[Dataset rows for apps and sites]
----
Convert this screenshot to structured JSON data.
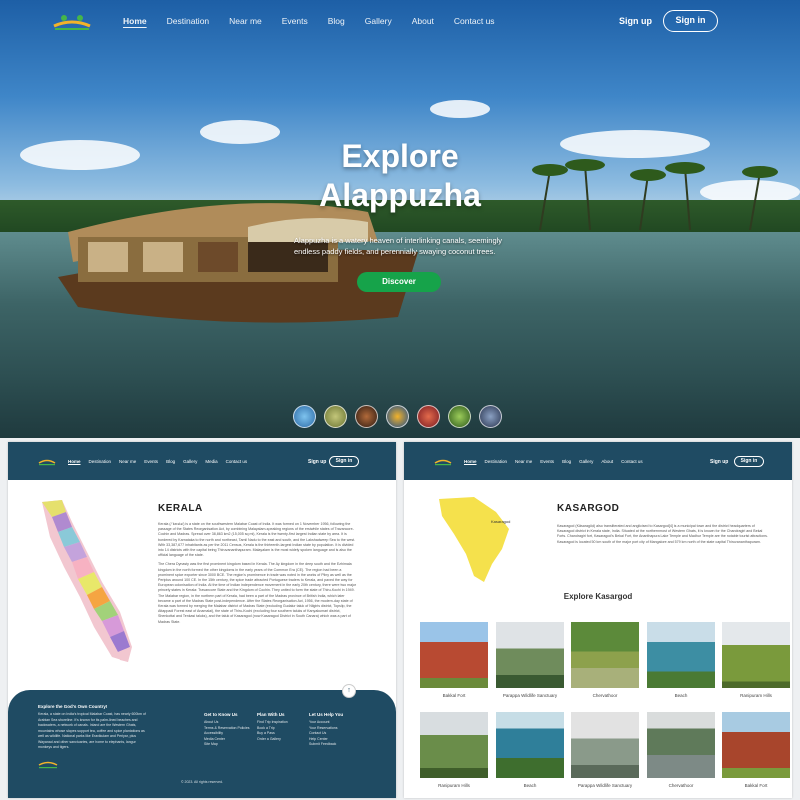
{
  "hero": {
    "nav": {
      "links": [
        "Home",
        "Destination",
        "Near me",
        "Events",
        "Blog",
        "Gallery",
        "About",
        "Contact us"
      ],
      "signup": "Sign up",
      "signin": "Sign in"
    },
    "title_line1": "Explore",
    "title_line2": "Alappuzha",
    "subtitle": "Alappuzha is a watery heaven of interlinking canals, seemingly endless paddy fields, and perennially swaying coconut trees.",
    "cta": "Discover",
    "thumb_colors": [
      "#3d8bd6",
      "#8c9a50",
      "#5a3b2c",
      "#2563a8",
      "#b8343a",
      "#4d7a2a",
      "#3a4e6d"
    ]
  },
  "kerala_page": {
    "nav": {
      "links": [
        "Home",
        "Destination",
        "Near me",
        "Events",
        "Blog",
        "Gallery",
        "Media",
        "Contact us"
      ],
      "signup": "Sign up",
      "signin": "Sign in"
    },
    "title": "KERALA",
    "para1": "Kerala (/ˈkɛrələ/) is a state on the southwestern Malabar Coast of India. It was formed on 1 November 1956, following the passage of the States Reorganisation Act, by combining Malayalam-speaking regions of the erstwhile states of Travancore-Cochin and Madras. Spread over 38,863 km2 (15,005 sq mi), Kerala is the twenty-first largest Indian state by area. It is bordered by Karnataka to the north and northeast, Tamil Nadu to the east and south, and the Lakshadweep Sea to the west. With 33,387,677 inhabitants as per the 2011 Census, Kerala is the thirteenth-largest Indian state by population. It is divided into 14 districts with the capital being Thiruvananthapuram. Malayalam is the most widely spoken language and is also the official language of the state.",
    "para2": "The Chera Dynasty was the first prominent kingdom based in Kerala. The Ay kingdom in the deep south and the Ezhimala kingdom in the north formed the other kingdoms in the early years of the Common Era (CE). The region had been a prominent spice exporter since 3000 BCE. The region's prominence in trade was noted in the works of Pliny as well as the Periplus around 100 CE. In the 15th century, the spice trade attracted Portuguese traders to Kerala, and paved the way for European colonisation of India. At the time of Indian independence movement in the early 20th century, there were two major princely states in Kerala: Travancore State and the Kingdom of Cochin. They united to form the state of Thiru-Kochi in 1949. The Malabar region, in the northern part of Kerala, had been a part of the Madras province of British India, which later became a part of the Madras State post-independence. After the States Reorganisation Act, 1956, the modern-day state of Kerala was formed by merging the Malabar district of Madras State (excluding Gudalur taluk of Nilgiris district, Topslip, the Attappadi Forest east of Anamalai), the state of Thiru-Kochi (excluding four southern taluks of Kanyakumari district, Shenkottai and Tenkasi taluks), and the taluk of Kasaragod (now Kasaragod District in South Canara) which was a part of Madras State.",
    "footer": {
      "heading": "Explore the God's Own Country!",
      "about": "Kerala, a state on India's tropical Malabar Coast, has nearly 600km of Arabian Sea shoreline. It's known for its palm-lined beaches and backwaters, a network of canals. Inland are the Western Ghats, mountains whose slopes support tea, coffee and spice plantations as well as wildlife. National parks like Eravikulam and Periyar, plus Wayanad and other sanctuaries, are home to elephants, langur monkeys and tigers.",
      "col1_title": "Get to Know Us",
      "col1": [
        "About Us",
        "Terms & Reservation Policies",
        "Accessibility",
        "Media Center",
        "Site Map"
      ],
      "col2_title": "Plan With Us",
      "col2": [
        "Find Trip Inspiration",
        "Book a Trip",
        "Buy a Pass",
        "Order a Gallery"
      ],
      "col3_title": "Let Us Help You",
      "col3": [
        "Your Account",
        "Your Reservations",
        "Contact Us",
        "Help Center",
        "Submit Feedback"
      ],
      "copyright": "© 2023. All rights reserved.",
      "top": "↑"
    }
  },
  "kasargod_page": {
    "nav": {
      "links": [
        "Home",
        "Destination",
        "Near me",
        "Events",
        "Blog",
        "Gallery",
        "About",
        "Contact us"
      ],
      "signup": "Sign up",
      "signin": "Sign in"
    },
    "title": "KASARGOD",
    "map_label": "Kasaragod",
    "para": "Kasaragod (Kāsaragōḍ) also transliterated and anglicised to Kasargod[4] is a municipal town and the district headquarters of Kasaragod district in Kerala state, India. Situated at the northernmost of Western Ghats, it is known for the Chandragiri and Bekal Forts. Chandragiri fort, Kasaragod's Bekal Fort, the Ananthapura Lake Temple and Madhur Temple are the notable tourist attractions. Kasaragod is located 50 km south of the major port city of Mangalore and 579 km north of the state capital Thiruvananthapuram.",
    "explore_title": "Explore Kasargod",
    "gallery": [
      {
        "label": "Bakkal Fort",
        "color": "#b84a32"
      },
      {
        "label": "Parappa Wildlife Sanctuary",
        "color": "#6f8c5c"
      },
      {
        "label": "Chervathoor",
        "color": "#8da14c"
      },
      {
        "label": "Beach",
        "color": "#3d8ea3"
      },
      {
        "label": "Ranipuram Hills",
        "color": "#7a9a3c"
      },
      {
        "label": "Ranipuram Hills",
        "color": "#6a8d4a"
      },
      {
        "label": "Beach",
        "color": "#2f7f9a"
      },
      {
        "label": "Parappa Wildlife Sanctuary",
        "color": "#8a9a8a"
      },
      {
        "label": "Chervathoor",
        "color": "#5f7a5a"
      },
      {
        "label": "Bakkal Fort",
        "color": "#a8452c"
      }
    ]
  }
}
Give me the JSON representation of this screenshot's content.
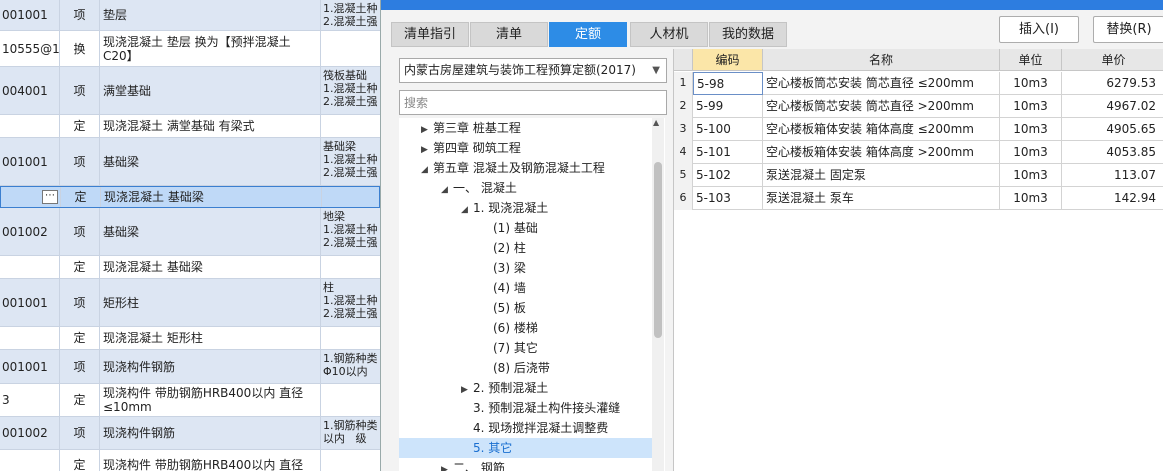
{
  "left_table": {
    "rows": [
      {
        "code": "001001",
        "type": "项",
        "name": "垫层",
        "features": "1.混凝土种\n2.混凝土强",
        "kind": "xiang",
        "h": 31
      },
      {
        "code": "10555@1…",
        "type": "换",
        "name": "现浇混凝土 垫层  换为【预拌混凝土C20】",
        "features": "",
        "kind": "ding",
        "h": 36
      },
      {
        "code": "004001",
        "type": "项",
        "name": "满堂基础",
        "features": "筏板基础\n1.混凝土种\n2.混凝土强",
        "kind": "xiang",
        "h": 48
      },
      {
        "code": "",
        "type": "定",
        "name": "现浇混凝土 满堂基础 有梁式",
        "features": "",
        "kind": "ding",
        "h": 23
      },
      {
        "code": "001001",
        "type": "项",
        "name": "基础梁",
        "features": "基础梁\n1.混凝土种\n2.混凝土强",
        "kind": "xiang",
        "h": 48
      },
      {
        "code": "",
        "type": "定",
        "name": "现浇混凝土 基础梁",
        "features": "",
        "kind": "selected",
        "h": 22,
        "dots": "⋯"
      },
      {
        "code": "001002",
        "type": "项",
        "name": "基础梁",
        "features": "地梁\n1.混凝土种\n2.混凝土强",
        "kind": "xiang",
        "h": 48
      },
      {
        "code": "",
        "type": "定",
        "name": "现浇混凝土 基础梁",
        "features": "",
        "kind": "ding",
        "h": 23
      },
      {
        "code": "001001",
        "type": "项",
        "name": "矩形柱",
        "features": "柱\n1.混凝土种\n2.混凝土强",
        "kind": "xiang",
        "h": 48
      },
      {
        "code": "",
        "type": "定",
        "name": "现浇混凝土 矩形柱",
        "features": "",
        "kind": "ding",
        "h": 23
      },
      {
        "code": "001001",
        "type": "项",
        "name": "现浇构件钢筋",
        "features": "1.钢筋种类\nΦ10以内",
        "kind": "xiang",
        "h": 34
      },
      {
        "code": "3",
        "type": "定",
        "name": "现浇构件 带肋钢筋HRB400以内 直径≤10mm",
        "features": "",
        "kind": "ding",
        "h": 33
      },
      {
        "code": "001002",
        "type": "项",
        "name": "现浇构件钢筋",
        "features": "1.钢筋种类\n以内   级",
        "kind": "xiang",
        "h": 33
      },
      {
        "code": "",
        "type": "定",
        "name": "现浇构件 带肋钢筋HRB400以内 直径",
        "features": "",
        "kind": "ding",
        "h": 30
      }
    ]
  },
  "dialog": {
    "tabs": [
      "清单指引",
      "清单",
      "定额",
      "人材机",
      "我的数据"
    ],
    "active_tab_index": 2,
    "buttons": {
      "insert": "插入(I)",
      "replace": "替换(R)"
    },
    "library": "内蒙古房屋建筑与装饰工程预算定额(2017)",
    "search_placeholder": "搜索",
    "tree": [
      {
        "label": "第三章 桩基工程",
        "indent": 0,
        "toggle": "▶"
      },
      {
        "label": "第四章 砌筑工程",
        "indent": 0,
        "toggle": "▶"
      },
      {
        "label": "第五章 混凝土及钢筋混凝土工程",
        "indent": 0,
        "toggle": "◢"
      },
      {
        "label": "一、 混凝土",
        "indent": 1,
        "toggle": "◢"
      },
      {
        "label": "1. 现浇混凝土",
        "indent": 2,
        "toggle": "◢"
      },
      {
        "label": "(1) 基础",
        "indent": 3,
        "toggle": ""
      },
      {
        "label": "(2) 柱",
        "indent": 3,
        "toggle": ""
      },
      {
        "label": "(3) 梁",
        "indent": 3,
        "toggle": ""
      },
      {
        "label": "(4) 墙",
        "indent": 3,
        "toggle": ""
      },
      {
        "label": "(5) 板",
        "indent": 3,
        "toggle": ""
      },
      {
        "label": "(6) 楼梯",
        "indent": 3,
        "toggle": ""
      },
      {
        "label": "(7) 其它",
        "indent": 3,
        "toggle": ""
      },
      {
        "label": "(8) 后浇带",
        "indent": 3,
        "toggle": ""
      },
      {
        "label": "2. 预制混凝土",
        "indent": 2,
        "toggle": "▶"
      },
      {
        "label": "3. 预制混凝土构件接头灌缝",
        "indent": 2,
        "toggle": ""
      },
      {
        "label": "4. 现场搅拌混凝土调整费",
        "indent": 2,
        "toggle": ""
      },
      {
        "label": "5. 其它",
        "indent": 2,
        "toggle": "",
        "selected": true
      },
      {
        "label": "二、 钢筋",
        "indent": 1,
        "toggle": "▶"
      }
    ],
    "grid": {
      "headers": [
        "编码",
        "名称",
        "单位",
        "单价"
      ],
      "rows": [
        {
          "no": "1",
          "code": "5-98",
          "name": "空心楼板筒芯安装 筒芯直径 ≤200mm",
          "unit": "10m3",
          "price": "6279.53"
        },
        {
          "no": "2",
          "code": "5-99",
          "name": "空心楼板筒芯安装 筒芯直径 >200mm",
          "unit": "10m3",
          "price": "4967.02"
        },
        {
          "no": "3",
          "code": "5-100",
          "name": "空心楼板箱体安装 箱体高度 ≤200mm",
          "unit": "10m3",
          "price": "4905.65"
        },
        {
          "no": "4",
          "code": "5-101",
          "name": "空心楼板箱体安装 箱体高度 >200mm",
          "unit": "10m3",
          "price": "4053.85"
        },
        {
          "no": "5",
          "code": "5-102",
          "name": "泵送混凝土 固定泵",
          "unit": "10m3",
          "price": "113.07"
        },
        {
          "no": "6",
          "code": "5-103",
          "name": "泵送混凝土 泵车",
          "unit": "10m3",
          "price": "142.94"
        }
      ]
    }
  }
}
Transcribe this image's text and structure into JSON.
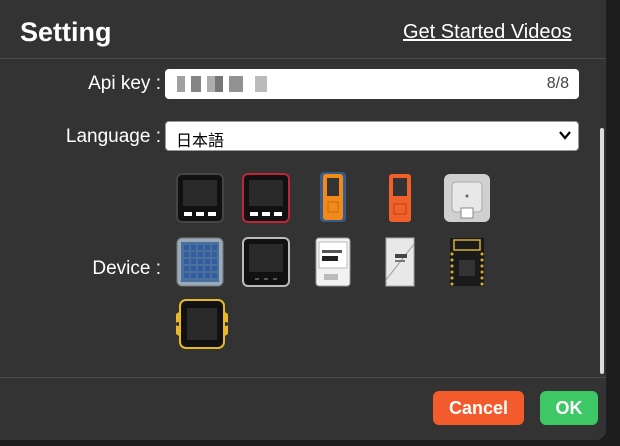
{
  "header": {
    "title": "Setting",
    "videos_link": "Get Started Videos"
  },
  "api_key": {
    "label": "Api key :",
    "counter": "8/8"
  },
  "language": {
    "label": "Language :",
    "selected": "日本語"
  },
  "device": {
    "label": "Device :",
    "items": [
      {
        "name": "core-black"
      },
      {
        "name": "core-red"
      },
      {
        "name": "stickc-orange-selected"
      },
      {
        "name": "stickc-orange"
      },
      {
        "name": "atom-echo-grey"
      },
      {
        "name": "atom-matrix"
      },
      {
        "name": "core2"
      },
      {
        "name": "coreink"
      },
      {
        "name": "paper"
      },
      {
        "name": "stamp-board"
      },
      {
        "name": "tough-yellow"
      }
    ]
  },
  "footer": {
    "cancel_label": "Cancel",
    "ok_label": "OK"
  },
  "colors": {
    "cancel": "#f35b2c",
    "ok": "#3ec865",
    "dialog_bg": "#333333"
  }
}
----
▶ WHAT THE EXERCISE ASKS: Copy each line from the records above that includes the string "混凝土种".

▶ REPLY TO THE EXERCISE:
        "features": "1.混凝土种\n2.混凝土强",
        "features": "筏板基础\n1.混凝土种\n2.混凝土强",
        "features": "基础梁\n1.混凝土种\n2.混凝土强",
        "features": "地梁\n1.混凝土种\n2.混凝土强",
        "features": "柱\n1.混凝土种\n2.混凝土强",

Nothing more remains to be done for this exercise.